» **Task brief**:
An exact copy of all the data is the required output.

» **Provided data**:
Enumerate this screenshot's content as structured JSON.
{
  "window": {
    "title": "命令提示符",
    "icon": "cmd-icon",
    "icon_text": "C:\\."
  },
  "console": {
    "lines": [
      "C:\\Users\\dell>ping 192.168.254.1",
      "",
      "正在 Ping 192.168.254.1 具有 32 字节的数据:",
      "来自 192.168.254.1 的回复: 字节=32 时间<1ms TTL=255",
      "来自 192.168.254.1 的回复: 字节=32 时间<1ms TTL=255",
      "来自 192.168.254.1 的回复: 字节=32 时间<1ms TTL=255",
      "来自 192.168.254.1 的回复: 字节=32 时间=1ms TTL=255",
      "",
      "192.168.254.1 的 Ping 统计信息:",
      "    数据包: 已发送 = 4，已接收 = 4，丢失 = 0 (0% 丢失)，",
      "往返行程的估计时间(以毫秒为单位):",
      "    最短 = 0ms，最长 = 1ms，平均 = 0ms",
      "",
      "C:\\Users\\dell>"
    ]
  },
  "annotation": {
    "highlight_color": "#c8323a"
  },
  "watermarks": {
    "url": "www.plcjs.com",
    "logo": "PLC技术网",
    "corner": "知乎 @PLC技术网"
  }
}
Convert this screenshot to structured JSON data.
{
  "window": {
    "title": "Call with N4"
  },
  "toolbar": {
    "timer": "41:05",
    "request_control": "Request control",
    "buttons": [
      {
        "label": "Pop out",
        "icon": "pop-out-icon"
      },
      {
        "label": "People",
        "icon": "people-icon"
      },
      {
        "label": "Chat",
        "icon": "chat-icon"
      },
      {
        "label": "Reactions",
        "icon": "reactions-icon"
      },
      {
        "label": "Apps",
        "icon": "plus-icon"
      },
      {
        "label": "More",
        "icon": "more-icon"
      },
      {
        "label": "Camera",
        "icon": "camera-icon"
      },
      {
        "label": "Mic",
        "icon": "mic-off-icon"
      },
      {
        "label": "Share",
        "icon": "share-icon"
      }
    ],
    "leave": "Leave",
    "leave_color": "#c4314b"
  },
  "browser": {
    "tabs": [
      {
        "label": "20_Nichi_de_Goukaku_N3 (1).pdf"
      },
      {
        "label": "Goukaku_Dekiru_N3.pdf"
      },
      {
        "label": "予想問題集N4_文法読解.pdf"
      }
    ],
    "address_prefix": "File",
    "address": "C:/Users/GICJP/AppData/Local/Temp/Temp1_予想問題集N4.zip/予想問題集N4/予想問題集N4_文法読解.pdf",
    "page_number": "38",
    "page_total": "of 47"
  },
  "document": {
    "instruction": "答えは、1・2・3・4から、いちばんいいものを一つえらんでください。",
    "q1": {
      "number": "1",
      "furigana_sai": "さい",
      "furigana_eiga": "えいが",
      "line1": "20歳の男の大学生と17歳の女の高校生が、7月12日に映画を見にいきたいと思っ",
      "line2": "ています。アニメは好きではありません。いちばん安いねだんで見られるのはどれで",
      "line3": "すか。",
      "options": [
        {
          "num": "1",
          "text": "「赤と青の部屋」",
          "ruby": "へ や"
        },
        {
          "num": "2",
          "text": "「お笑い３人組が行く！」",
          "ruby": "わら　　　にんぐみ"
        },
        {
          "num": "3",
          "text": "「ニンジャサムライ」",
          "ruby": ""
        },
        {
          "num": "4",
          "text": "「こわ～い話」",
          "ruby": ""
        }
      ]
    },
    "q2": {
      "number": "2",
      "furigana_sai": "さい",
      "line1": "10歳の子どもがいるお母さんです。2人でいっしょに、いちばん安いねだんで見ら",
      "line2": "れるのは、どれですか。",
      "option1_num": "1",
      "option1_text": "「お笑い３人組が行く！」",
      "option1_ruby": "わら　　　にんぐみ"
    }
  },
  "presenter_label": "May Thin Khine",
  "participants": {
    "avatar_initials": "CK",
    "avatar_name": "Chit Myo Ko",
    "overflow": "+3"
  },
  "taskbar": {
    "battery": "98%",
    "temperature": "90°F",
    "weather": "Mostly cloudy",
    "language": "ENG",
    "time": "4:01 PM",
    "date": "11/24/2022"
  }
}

» **Task solution**:
Enumerate this screenshot's content as structured JSON.
{
  "window": {
    "title": "命令提示符",
    "icon": "cmd-icon",
    "icon_text": "C:\\."
  },
  "console": {
    "lines": [
      "C:\\Users\\dell>ping 192.168.254.1",
      "",
      "正在 Ping 192.168.254.1 具有 32 字节的数据:",
      "来自 192.168.254.1 的回复: 字节=32 时间<1ms TTL=255",
      "来自 192.168.254.1 的回复: 字节=32 时间<1ms TTL=255",
      "来自 192.168.254.1 的回复: 字节=32 时间<1ms TTL=255",
      "来自 192.168.254.1 的回复: 字节=32 时间=1ms TTL=255",
      "",
      "192.168.254.1 的 Ping 统计信息:",
      "    数据包: 已发送 = 4，已接收 = 4，丢失 = 0 (0% 丢失)，",
      "往返行程的估计时间(以毫秒为单位):",
      "    最短 = 0ms，最长 = 1ms，平均 = 0ms",
      "",
      "C:\\Users\\dell>"
    ]
  },
  "annotation": {
    "highlight_color": "#c8323a"
  },
  "watermarks": {
    "url": "www.plcjs.com",
    "logo": "PLC技术网",
    "corner": "知乎 @PLC技术网"
  }
}
Convert this screenshot to structured JSON data.
{
  "window": {
    "title": "Call with N4"
  },
  "toolbar": {
    "timer": "41:05",
    "request_control": "Request control",
    "buttons": [
      {
        "label": "Pop out",
        "icon": "pop-out-icon"
      },
      {
        "label": "People",
        "icon": "people-icon"
      },
      {
        "label": "Chat",
        "icon": "chat-icon"
      },
      {
        "label": "Reactions",
        "icon": "reactions-icon"
      },
      {
        "label": "Apps",
        "icon": "plus-icon"
      },
      {
        "label": "More",
        "icon": "more-icon"
      },
      {
        "label": "Camera",
        "icon": "camera-icon"
      },
      {
        "label": "Mic",
        "icon": "mic-off-icon"
      },
      {
        "label": "Share",
        "icon": "share-icon"
      }
    ],
    "leave": "Leave",
    "leave_color": "#c4314b"
  },
  "browser": {
    "tabs": [
      {
        "label": "20_Nichi_de_Goukaku_N3 (1).pdf"
      },
      {
        "label": "Goukaku_Dekiru_N3.pdf"
      },
      {
        "label": "予想問題集N4_文法読解.pdf"
      }
    ],
    "address_prefix": "File",
    "address": "C:/Users/GICJP/AppData/Local/Temp/Temp1_予想問題集N4.zip/予想問題集N4/予想問題集N4_文法読解.pdf",
    "page_number": "38",
    "page_total": "of 47"
  },
  "document": {
    "instruction": "答えは、1・2・3・4から、いちばんいいものを一つえらんでください。",
    "q1": {
      "number": "1",
      "furigana_sai": "さい",
      "furigana_eiga": "えいが",
      "line1": "20歳の男の大学生と17歳の女の高校生が、7月12日に映画を見にいきたいと思っ",
      "line2": "ています。アニメは好きではありません。いちばん安いねだんで見られるのはどれで",
      "line3": "すか。",
      "options": [
        {
          "num": "1",
          "text": "「赤と青の部屋」",
          "ruby": "へ や"
        },
        {
          "num": "2",
          "text": "「お笑い３人組が行く！」",
          "ruby": "わら　　　にんぐみ"
        },
        {
          "num": "3",
          "text": "「ニンジャサムライ」",
          "ruby": ""
        },
        {
          "num": "4",
          "text": "「こわ～い話」",
          "ruby": ""
        }
      ]
    },
    "q2": {
      "number": "2",
      "furigana_sai": "さい",
      "line1": "10歳の子どもがいるお母さんです。2人でいっしょに、いちばん安いねだんで見ら",
      "line2": "れるのは、どれですか。",
      "option1_num": "1",
      "option1_text": "「お笑い３人組が行く！」",
      "option1_ruby": "わら　　　にんぐみ"
    }
  },
  "presenter_label": "May Thin Khine",
  "participants": {
    "avatar_initials": "CK",
    "avatar_name": "Chit Myo Ko",
    "overflow": "+3"
  },
  "taskbar": {
    "battery": "98%",
    "temperature": "90°F",
    "weather": "Mostly cloudy",
    "language": "ENG",
    "time": "4:01 PM",
    "date": "11/24/2022"
  }
}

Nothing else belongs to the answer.